For the 30th anniversary in November, Costigliola invited Offner back to discuss Harry Truman’s foreign policy with the students, which went over very well.

Gwendolyn Hay, a history graduate student who regularly attends the seminars, greatly appreciates the opportunity to learn from such distinguished figures.

“Going to the lectures has been my favorite part of the graduate experience because there is so much to learn from these individuals,” said Hay.

11/13 – Arnold Offner, Guest Speaker for 30th Anniversary of the Foreign Policy Seminar series

Professor Arnold Offner, Lafayette CollegePlease join us for the 30th anniversary of the first Foreign Policy Seminar series!

Guest speaker: Arnold Offner (Lafayette College, Cornelia F. Hugel Professor of History, Emeritus) Professor Offner was the speaker at the first Foreign Policy Seminar series.

“The Great Betrayal: Humphrey, Johnson, and the 1968 Election”

Reception at 4:30pm, lecture at 5pm. A buffet dinner follows: $12 for students, $20 for all others. To sign up for dinner, please contact Professor Frank Costigliola (frank.costigliola@uconn.edu).

The event will be held in the Wood Hall Basement Lounge.

Professor Offner’s areas of expertise include the history of U.S. foreign policy, 20th century international relations, and American political history.

Professor Offner is the author of Another Such Victory: President Truman and the Cold War, 1945-1953, published in 2002; The Origins of the Second World War: American Foreign Policy and World Politics, 1917-1941, published in 1975; and American Appeasement: United States Foreign Policy and Germany, 1933-1938, which was published in 1969 and received the Phi Alpha Theta National Book Award.

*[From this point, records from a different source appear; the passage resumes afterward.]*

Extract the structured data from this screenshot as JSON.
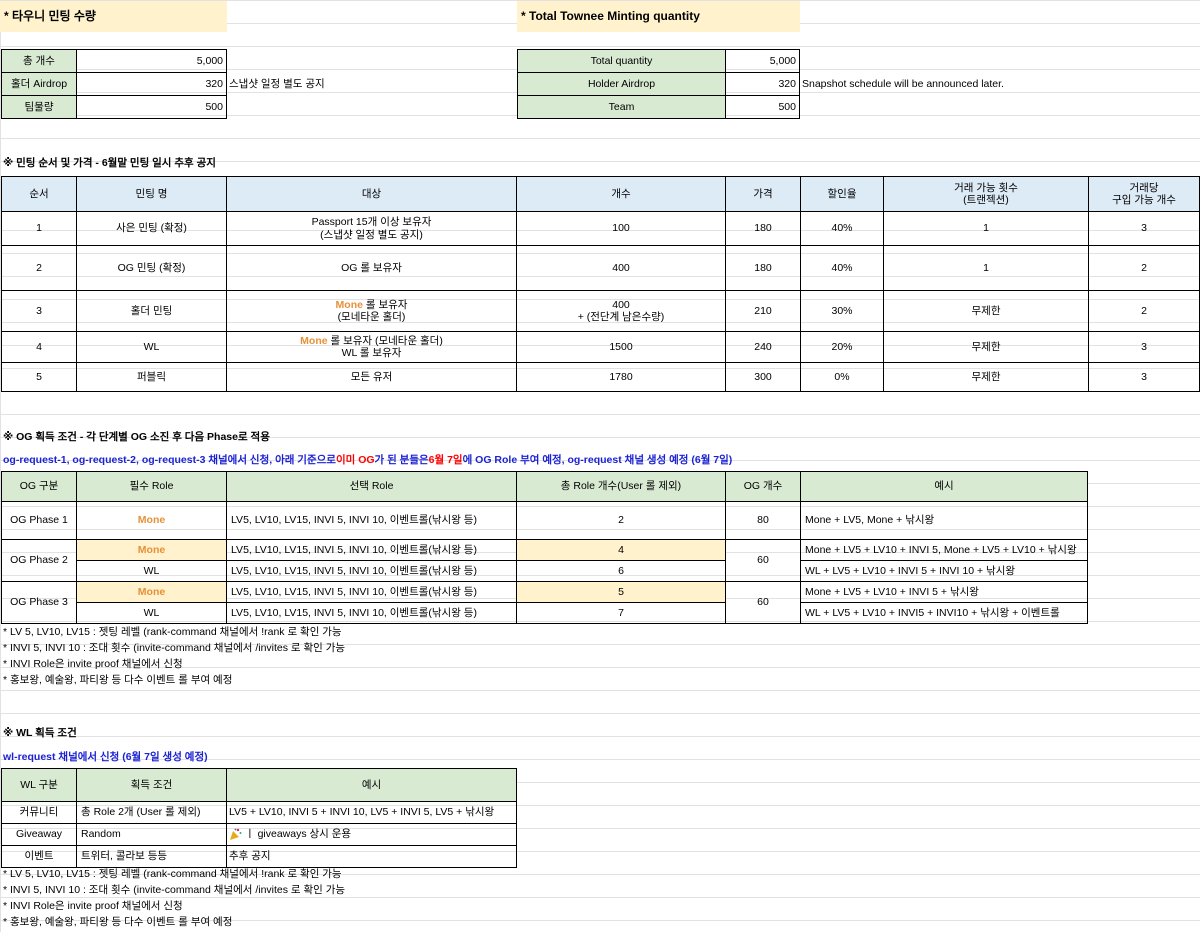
{
  "ko_title": "* 타우니 민팅 수량",
  "en_title": "* Total Townee Minting quantity",
  "ko_qty": [
    {
      "label": "총 개수",
      "value": "5,000",
      "note": ""
    },
    {
      "label": "홀더 Airdrop",
      "value": "320",
      "note": "스냅샷 일정 별도 공지"
    },
    {
      "label": "팀물량",
      "value": "500",
      "note": ""
    }
  ],
  "en_qty": [
    {
      "label": "Total quantity",
      "value": "5,000",
      "note": ""
    },
    {
      "label": "Holder Airdrop",
      "value": "320",
      "note": "Snapshot schedule will be announced later."
    },
    {
      "label": "Team",
      "value": "500",
      "note": ""
    }
  ],
  "mint_heading": "※ 민팅 순서 및 가격 - 6월말 민팅 일시 추후 공지",
  "mint_headers": [
    "순서",
    "민팅 명",
    "대상",
    "개수",
    "가격",
    "할인율",
    "거래 가능 횟수",
    "(트랜젝션)",
    "거래당",
    "구입 가능 개수"
  ],
  "mint_rows": [
    {
      "order": "1",
      "name": "사은 민팅 (확정)",
      "target1": "Passport 15개 이상 보유자",
      "target2": "(스냅샷 일정 별도 공지)",
      "qty1": "100",
      "qty2": "",
      "price": "180",
      "discount": "40%",
      "tx": "1",
      "per": "3"
    },
    {
      "order": "2",
      "name": "OG 민팅 (확정)",
      "target1": "OG 롤 보유자",
      "target2": "",
      "qty1": "400",
      "qty2": "",
      "price": "180",
      "discount": "40%",
      "tx": "1",
      "per": "2"
    },
    {
      "order": "3",
      "name": "홀더 민팅",
      "target1": "Mone",
      "target1b": " 롤 보유자",
      "target2": "(모네타운 홀더)",
      "qty1": "400",
      "qty2": "+ (전단계 남은수량)",
      "price": "210",
      "discount": "30%",
      "tx": "무제한",
      "per": "2"
    },
    {
      "order": "4",
      "name": "WL",
      "target1": "Mone",
      "target1b": " 롤 보유자 (모네타운 홀더)",
      "target2": "WL 롤 보유자",
      "qty1": "1500",
      "qty2": "",
      "price": "240",
      "discount": "20%",
      "tx": "무제한",
      "per": "3"
    },
    {
      "order": "5",
      "name": "퍼블릭",
      "target1": "모든 유저",
      "target2": "",
      "qty1": "1780",
      "qty2": "",
      "price": "300",
      "discount": "0%",
      "tx": "무제한",
      "per": "3"
    }
  ],
  "og_heading": "※ OG 획득 조건 - 각 단계별 OG 소진 후 다음 Phase로 적용",
  "og_notice": {
    "p1": "og-request-1, og-request-2, og-request-3 채널에서 신청,  아래 기준으로 ",
    "p2": "이미 OG",
    "p3": "가 된 분들은 ",
    "p4": "6월 7일",
    "p5": "에 OG Role 부여 예정,  og-request 채널 생성 예정 (6월 7일)"
  },
  "og_headers": [
    "OG 구분",
    "필수 Role",
    "선택 Role",
    "총 Role 개수(User 롤 제외)",
    "OG 개수",
    "예시"
  ],
  "og_rows": [
    {
      "phase": "OG Phase 1",
      "req": "Mone",
      "opt": "LV5, LV10, LV15, INVI 5, INVI 10, 이벤트롤(낚시왕 등)",
      "total": "2",
      "og": "80",
      "ex": "Mone + LV5, Mone + 낚시왕"
    },
    {
      "phase": "OG Phase 2",
      "req": "Mone",
      "opt": "LV5, LV10, LV15, INVI 5, INVI 10, 이벤트롤(낚시왕 등)",
      "total": "4",
      "og": "60",
      "ex": "Mone + LV5 + LV10 + INVI 5, Mone + LV5 + LV10 + 낚시왕"
    },
    {
      "phase": "",
      "req": "WL",
      "opt": "LV5, LV10, LV15, INVI 5, INVI 10, 이벤트롤(낚시왕 등)",
      "total": "6",
      "og": "",
      "ex": "WL + LV5 + LV10 + INVI 5 + INVI 10 + 낚시왕"
    },
    {
      "phase": "OG Phase 3",
      "req": "Mone",
      "opt": "LV5, LV10, LV15, INVI 5, INVI 10, 이벤트롤(낚시왕 등)",
      "total": "5",
      "og": "60",
      "ex": "Mone + LV5 + LV10 + INVI 5 + 낚시왕"
    },
    {
      "phase": "",
      "req": "WL",
      "opt": "LV5, LV10, LV15, INVI 5, INVI 10, 이벤트롤(낚시왕 등)",
      "total": "7",
      "og": "",
      "ex": "WL + LV5 + LV10 + INVI5 + INVI10 + 낚시왕 + 이벤트롤"
    }
  ],
  "notes": [
    "* LV 5, LV10, LV15 : 젯팅 레벨 (rank-command 채널에서 !rank 로 확인 가능",
    "* INVI 5, INVI 10 : 조대 횟수 (invite-command 채널에서 /invites 로 확인 가능",
    "* INVI Role은 invite proof 채널에서 신청",
    "* 홍보왕, 예술왕, 파티왕 등 다수 이벤트 롤 부여 예정"
  ],
  "wl_heading": "※ WL 획득 조건",
  "wl_notice": "wl-request 채널에서 신청 (6월 7일 생성 예정)",
  "wl_headers": [
    "WL 구분",
    "획득 조건",
    "예시"
  ],
  "wl_rows": [
    {
      "type": "커뮤니티",
      "cond": "총 Role 2개 (User 롤 제외)",
      "ex": "LV5 + LV10, INVI 5 + INVI 10, LV5 + INVI 5, LV5 + 낚시왕",
      "icon": ""
    },
    {
      "type": "Giveaway",
      "cond": "Random",
      "ex": "ㅣ giveaways 상시 운용",
      "icon": "party-popper-icon"
    },
    {
      "type": "이벤트",
      "cond": "트위터, 콜라보 등등",
      "ex": "추후 공지",
      "icon": ""
    }
  ]
}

Professor Offner is also the co-editor, with Theodore A. Wilson, of Victory in Europe 1945: From World War to Cold War, published in 2000. The past president of the Society for Historians of American Foreign Relations, he served on the editorial board of the society’s journal, Diplomatic History.

 

9/25 – Ryan Irwin, Guest Speaker for Foreign Policy Seminar Fall series

Professor Ryan Irwin, Indiana UniversityPlease join us for the first Foreign Policy Seminar of Fall 2015!

Guest speaker: Ryan Irwin (SUNY-Albany)

“Creating a Liberal World: Rethinking the Cold War’s Origins”

Reception at 4:30, lecture at 5pm. A buffet follows: $12 for students, $20 for all others. To sign up for dinner, please contact Professor Frank Costigliola (frank.costigliola@uconn.edu).

The event will be held in the Wood Hall Basement Lounge.

About Dr. Irwin: “My scholarship explores the historical relationship between globalization and decolonization. Although I write specifically about the changing mechanics and shifting perceptions of American global power, my interests cover comparative imperialism, international institutions, nonstate activism, and technological development.

My first book, Gordian Knot: Apartheid and the Unmaking of the Liberal World Order, investigated the way small, non-European nation-states altered the international system at the height of the Cold War.  I’m working now on an intellectual history of the mid-1970s, as well as a political history about the growth and transformation of the nation-state during the mid-twentieth century.”